ARTS AND ENTERTAINMENT BY IRV RIKON
PLAY REVIEW: FREUD'S LAST SESSION AT PALM BEACH DRAMAWORKS
Freud's Last Session, by Mark St. Germain, to be seen at PALM BEACH DRAMAWORKS' current home on Banyan Street in West Palm Beach, is a short, well-crafted one-act play. It takes place in Sigmund Freud's study in London during the opening days of World War Two, specifically, September 3, 1939. Freud, world-renowned father of psychoanalysis and author, has fled from his home in Austria to escape the Nazis. Born Jewish and persecuted for it, Freud has become an atheist.
To his home comes a visitor, youthful C.S. Lewis, a British professor who was an atheist and has now formally converted to Christianity. In time, long after the events of this day have passed, Lewis would be recognized as a highly prolific author of books, both fiction and non-fiction, primarily on the subject of Christianity. He was a popularizer of Christian thought.
Unfortunately, I have to interject a bit of myself into this play review. Although I'm an Arts and Entertainment writer and have been so for some 40-odd years, I am primarily an educator and lecturer. Among subjects I have taught and continue to teach are all the Great Religions.
For me, then, this play, viewed as a debate between two great intellectuals, is frankly superficial. If you want a contemporary atheist's view of life and deity, read Stephen Dawkins, prominent scientist turned atheist-popularizer. Supporters of religious faith would do well to read the books of Karen Armstrong, former nun who determined she could be of more use to God by leaving the convent and working outside the church. She writes, as I teach, on all religions.
The play is very well directed by William Hayes and is very well acted by Dennis Creaghan as Freud and Christopher Oden as Lewis. Mr. Creaghan is much better served by the playwright's script. Freud is dying of cancer, coughing, spitting up blood; his impending death and the bombing of wartime London are the play's dramatic highlights, the play being otherwise a verbal joust. As it is, all Lewis can do is sympathize and offer help to his poor host.
It should be noted that following World War Two's Holocaust, in which six million Jews were killed, many survivors became atheists. How could it happen? How could a good and just God allow it to happen? During the Cold War period, a similar thing happened in Cambodia, a country where almost all the people are Buddhists. Following The Killing Fields, where Pol Pot's Khymer Rouge slaughtered one million of their own countrymen, many survivors came to doubt God's existence.
Yet to this day countless millions of believers in God across the globe find comfort, inspiration, hope and joy in their belief. Sociologists have determined that those who do believe tend to live longer than those who doubt. Many believers are passionate in their belief. I don't mean militant. I mean, to use a religious term, they feel God with "heart and soul."
Lack of passion on the part of C.S. Lewis is what I most find lacking in Mr. St. Germain's play-script.

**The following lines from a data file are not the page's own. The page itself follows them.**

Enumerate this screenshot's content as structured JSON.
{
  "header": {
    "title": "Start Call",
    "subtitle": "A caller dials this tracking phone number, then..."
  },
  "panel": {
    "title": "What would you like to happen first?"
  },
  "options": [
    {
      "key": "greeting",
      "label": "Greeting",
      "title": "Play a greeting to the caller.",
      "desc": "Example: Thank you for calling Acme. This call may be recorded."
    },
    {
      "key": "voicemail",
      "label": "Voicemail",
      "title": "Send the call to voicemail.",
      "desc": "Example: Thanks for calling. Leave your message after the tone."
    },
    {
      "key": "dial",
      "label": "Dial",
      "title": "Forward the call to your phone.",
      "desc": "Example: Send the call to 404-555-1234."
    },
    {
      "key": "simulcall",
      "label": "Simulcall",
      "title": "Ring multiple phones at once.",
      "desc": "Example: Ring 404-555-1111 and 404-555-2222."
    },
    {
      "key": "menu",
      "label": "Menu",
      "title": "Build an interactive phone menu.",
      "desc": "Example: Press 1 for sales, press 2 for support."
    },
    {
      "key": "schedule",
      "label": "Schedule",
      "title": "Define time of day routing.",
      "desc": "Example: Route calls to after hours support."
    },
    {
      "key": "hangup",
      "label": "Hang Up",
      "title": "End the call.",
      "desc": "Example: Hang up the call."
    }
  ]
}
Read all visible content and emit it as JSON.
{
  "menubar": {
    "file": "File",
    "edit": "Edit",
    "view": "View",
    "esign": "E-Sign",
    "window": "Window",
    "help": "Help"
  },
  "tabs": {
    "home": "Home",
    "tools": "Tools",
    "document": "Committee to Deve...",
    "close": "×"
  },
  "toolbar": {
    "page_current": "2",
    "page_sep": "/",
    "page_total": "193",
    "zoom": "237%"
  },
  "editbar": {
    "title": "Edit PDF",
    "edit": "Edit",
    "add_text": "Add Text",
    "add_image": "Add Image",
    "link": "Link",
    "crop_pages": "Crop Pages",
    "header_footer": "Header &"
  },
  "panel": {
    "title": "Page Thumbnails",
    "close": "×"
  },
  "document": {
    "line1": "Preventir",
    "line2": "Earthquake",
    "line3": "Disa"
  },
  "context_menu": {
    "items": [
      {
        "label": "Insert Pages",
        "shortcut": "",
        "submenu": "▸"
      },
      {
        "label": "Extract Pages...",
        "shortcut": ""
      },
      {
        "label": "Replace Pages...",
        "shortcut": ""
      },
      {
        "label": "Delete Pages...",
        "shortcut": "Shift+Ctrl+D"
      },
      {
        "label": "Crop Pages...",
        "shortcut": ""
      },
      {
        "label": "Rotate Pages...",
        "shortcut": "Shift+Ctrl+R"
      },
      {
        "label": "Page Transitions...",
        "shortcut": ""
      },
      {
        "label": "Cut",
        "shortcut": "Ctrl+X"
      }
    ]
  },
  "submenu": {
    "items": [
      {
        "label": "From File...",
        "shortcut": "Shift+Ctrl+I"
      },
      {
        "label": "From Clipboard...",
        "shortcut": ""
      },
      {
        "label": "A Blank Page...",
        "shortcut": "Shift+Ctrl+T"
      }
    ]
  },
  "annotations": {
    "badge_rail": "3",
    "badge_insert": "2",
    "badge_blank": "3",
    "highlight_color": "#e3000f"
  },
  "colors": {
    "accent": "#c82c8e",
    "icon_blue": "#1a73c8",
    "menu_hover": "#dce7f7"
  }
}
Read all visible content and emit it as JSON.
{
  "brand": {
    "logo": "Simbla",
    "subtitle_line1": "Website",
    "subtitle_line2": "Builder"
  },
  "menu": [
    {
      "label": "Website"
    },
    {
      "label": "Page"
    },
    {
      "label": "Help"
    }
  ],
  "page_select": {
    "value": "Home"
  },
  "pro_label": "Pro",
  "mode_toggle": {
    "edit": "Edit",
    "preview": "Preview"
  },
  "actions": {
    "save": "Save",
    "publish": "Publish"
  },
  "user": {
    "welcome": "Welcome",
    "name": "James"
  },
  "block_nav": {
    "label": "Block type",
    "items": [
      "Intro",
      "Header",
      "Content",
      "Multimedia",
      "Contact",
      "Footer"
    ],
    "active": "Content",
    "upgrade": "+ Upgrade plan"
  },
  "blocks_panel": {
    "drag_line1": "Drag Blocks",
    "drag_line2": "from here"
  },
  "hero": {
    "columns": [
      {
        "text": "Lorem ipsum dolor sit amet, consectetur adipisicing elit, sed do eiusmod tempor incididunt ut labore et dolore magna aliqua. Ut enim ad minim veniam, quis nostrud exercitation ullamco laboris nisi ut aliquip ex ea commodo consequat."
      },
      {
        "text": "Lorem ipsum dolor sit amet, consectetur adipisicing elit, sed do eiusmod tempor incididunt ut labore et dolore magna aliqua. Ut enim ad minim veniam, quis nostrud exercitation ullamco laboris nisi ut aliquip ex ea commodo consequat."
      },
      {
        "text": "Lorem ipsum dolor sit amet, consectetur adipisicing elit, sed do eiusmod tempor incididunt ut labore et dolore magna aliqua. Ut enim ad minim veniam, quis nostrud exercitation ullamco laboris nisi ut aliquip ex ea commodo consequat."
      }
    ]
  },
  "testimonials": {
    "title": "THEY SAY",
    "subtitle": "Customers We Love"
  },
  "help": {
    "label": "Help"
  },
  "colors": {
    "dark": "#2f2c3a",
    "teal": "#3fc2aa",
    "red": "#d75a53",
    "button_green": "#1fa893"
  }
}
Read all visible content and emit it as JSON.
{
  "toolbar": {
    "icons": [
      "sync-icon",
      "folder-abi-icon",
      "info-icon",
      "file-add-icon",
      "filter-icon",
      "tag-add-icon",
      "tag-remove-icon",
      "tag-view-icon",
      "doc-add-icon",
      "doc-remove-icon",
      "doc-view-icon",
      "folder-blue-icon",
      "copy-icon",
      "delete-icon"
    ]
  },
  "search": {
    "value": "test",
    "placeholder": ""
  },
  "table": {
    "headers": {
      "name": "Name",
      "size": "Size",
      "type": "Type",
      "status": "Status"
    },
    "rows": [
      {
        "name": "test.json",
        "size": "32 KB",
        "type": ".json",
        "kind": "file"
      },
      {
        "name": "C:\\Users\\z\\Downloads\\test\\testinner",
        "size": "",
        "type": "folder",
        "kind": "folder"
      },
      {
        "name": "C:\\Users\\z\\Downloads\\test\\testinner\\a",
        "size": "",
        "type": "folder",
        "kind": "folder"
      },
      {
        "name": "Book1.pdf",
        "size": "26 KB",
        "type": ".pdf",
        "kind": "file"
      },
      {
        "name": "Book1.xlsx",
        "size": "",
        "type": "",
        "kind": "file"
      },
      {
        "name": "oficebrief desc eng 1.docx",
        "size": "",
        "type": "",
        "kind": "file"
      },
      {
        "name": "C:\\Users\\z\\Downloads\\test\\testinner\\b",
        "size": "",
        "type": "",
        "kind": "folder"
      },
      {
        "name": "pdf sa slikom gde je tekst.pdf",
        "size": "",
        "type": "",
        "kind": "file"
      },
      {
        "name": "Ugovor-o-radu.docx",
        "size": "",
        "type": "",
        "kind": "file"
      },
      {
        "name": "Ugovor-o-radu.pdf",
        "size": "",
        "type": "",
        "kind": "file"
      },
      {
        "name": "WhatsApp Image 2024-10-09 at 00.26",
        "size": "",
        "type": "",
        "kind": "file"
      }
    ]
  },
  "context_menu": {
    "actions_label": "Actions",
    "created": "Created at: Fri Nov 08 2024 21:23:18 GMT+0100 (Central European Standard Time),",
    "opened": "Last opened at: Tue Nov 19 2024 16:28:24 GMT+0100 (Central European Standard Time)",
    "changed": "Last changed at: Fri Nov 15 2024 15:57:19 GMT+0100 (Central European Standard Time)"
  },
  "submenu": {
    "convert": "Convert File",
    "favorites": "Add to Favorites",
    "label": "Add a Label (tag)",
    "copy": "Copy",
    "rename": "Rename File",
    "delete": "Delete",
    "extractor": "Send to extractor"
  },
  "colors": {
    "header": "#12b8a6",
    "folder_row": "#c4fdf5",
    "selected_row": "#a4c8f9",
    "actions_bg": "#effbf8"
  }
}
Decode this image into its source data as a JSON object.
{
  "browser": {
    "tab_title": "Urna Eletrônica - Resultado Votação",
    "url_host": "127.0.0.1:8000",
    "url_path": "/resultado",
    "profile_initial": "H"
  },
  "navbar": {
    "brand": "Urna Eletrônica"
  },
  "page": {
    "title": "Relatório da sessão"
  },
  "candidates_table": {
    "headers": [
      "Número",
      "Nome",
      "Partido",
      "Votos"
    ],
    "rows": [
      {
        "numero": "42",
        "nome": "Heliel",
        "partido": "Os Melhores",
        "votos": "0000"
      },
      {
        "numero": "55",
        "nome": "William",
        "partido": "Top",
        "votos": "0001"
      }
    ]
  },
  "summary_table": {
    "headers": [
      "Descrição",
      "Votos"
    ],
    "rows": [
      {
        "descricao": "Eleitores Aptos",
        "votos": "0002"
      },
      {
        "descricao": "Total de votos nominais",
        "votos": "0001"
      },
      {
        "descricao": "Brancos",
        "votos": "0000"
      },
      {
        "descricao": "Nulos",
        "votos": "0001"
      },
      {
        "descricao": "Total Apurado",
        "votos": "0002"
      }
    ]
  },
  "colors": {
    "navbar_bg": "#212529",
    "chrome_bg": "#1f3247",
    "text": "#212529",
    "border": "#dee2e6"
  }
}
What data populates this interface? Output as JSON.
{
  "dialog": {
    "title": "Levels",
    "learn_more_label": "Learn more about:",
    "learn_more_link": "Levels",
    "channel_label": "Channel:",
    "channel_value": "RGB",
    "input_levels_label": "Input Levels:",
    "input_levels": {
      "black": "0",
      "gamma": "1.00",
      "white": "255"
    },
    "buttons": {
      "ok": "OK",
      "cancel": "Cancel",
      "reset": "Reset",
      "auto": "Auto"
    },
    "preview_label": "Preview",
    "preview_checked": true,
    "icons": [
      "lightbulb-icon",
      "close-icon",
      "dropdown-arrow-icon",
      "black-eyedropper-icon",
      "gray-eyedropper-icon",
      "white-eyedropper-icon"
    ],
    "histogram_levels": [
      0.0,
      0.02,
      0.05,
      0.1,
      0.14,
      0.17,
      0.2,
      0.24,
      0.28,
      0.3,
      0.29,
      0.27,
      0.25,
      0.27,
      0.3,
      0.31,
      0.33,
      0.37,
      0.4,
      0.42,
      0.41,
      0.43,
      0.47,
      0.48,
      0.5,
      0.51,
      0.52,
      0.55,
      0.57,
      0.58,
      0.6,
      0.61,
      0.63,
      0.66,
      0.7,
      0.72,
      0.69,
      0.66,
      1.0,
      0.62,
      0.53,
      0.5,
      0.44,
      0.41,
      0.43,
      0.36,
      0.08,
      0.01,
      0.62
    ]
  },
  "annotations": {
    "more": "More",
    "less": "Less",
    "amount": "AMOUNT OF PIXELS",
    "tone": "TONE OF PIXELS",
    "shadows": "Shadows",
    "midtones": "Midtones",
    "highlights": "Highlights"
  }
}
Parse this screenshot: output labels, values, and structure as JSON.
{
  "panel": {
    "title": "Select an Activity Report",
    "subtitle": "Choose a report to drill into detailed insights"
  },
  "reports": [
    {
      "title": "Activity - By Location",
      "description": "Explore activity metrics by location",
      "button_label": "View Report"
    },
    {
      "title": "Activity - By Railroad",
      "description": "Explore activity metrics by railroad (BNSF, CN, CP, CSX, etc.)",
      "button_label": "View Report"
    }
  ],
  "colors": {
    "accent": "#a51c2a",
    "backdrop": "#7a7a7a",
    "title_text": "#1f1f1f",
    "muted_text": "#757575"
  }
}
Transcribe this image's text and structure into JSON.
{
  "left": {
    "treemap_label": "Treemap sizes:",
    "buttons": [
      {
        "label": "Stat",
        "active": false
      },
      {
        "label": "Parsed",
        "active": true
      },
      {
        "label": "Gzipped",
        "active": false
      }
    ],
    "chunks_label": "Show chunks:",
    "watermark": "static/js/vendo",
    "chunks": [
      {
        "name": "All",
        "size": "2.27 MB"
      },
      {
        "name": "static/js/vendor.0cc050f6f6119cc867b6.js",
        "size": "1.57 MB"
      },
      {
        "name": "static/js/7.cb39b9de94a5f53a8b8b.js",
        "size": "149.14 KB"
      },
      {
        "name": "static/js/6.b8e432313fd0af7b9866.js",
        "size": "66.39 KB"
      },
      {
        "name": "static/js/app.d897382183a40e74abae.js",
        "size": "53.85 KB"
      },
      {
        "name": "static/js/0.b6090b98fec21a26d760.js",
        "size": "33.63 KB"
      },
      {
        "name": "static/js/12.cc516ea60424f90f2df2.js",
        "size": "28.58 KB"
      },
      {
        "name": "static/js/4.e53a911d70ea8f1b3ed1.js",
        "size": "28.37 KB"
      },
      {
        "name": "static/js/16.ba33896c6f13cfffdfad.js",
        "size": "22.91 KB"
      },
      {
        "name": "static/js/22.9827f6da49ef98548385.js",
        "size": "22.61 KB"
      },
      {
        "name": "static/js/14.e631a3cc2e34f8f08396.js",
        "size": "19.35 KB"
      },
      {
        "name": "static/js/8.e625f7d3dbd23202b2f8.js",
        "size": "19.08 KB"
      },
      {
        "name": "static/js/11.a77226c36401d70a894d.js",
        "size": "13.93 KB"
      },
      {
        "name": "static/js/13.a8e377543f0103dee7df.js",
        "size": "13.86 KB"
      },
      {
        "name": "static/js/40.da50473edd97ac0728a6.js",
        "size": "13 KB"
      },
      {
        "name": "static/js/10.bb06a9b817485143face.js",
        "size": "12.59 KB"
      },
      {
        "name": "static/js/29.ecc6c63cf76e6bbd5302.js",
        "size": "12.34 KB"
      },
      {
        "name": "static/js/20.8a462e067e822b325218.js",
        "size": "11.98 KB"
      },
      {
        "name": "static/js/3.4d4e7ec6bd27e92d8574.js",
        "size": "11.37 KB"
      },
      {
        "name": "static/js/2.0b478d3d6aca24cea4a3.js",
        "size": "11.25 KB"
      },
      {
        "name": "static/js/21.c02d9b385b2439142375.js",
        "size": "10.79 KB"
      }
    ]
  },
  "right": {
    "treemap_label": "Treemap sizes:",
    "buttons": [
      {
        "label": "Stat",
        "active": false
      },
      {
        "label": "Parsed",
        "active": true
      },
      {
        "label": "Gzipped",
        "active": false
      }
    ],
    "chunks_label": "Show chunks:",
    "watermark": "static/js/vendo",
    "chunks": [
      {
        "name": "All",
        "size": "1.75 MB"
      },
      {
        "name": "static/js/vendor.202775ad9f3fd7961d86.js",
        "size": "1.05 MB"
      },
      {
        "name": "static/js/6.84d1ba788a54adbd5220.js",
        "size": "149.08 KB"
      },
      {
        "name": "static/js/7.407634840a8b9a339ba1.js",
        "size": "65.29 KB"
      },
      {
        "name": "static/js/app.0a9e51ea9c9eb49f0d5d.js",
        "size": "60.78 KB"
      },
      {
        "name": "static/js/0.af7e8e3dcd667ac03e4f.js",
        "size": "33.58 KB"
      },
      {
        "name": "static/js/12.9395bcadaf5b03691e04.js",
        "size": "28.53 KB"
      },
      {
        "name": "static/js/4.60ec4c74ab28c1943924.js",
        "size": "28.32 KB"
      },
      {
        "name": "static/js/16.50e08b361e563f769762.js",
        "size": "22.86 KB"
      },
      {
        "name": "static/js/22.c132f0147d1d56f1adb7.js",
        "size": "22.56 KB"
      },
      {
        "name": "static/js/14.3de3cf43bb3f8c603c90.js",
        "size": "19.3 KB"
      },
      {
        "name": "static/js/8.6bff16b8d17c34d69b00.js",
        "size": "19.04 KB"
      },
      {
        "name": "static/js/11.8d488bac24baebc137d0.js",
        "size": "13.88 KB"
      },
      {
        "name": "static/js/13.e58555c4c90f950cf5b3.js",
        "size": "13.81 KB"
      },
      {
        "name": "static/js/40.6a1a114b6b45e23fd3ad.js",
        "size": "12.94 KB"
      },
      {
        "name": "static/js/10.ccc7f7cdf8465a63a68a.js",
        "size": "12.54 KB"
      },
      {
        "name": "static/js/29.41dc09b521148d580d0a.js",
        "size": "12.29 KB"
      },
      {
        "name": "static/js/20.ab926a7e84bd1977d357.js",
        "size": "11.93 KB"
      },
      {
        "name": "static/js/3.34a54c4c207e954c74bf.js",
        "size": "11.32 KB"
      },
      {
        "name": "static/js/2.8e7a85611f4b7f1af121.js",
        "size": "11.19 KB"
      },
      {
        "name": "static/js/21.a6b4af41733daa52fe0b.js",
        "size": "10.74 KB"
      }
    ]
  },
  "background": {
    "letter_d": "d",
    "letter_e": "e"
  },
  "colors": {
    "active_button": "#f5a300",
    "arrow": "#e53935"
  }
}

Freud is dying. He's suffers great physical pain and emotional stress. The world to him understandably looks bleak, and he lets that be known. But where is C.S. Lewis to state the counter-argument that no matter how dark the world may appear, there is light yet to come? I'm not arguing Lewis' case here. But if his play is to be balanced, the playwright should just as passionately argue the case for God as well as he does the case for God's absence.